| PROBLEM TO SOLVE |
Exactly as given, reproduce the records in full.

··········

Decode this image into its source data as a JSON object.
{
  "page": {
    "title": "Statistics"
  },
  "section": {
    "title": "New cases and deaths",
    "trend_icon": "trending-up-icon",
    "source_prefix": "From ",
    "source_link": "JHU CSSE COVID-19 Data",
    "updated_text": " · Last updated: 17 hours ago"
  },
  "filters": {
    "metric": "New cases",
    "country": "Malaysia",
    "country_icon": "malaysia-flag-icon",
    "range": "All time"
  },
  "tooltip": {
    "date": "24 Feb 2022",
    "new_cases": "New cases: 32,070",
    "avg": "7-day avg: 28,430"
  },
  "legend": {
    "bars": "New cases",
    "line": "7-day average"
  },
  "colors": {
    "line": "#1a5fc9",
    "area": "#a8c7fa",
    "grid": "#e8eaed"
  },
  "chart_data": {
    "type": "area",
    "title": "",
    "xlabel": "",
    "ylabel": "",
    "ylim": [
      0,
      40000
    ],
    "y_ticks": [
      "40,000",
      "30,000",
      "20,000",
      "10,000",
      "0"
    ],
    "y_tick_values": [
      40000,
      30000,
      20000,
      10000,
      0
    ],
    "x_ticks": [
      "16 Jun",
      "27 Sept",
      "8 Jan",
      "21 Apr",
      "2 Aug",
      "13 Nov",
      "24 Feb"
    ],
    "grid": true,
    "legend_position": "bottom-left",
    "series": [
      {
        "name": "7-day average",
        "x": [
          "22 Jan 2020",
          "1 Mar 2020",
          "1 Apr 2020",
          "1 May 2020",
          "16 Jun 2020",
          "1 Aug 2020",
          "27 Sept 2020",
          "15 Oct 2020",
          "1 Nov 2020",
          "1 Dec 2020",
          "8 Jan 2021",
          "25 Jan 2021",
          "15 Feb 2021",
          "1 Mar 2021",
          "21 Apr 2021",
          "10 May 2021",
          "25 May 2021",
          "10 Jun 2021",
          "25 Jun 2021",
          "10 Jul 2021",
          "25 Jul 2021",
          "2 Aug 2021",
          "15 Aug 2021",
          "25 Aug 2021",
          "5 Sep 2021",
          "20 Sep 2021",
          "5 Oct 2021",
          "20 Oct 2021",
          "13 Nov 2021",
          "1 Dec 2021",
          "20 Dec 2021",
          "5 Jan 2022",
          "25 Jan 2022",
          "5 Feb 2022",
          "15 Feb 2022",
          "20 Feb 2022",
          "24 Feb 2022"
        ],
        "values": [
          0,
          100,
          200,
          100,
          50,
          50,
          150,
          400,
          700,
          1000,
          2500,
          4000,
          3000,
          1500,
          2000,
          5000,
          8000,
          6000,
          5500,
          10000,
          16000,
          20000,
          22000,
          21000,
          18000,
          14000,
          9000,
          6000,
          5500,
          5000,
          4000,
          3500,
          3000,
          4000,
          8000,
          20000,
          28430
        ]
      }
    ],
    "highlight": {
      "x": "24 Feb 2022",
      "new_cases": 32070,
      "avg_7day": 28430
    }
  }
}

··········

| EXPECTED OUTPUT |
Decode this image into its source data as a JSON object.
{
  "page": {
    "title": "Statistics"
  },
  "section": {
    "title": "New cases and deaths",
    "trend_icon": "trending-up-icon",
    "source_prefix": "From ",
    "source_link": "JHU CSSE COVID-19 Data",
    "updated_text": " · Last updated: 17 hours ago"
  },
  "filters": {
    "metric": "New cases",
    "country": "Malaysia",
    "country_icon": "malaysia-flag-icon",
    "range": "All time"
  },
  "tooltip": {
    "date": "24 Feb 2022",
    "new_cases": "New cases: 32,070",
    "avg": "7-day avg: 28,430"
  },
  "legend": {
    "bars": "New cases",
    "line": "7-day average"
  },
  "colors": {
    "line": "#1a5fc9",
    "area": "#a8c7fa",
    "grid": "#e8eaed"
  },
  "chart_data": {
    "type": "area",
    "title": "",
    "xlabel": "",
    "ylabel": "",
    "ylim": [
      0,
      40000
    ],
    "y_ticks": [
      "40,000",
      "30,000",
      "20,000",
      "10,000",
      "0"
    ],
    "y_tick_values": [
      40000,
      30000,
      20000,
      10000,
      0
    ],
    "x_ticks": [
      "16 Jun",
      "27 Sept",
      "8 Jan",
      "21 Apr",
      "2 Aug",
      "13 Nov",
      "24 Feb"
    ],
    "grid": true,
    "legend_position": "bottom-left",
    "series": [
      {
        "name": "7-day average",
        "x": [
          "22 Jan 2020",
          "1 Mar 2020",
          "1 Apr 2020",
          "1 May 2020",
          "16 Jun 2020",
          "1 Aug 2020",
          "27 Sept 2020",
          "15 Oct 2020",
          "1 Nov 2020",
          "1 Dec 2020",
          "8 Jan 2021",
          "25 Jan 2021",
          "15 Feb 2021",
          "1 Mar 2021",
          "21 Apr 2021",
          "10 May 2021",
          "25 May 2021",
          "10 Jun 2021",
          "25 Jun 2021",
          "10 Jul 2021",
          "25 Jul 2021",
          "2 Aug 2021",
          "15 Aug 2021",
          "25 Aug 2021",
          "5 Sep 2021",
          "20 Sep 2021",
          "5 Oct 2021",
          "20 Oct 2021",
          "13 Nov 2021",
          "1 Dec 2021",
          "20 Dec 2021",
          "5 Jan 2022",
          "25 Jan 2022",
          "5 Feb 2022",
          "15 Feb 2022",
          "20 Feb 2022",
          "24 Feb 2022"
        ],
        "values": [
          0,
          100,
          200,
          100,
          50,
          50,
          150,
          400,
          700,
          1000,
          2500,
          4000,
          3000,
          1500,
          2000,
          5000,
          8000,
          6000,
          5500,
          10000,
          16000,
          20000,
          22000,
          21000,
          18000,
          14000,
          9000,
          6000,
          5500,
          5000,
          4000,
          3500,
          3000,
          4000,
          8000,
          20000,
          28430
        ]
      }
    ],
    "highlight": {
      "x": "24 Feb 2022",
      "new_cases": 32070,
      "avg_7day": 28430
    }
  }
}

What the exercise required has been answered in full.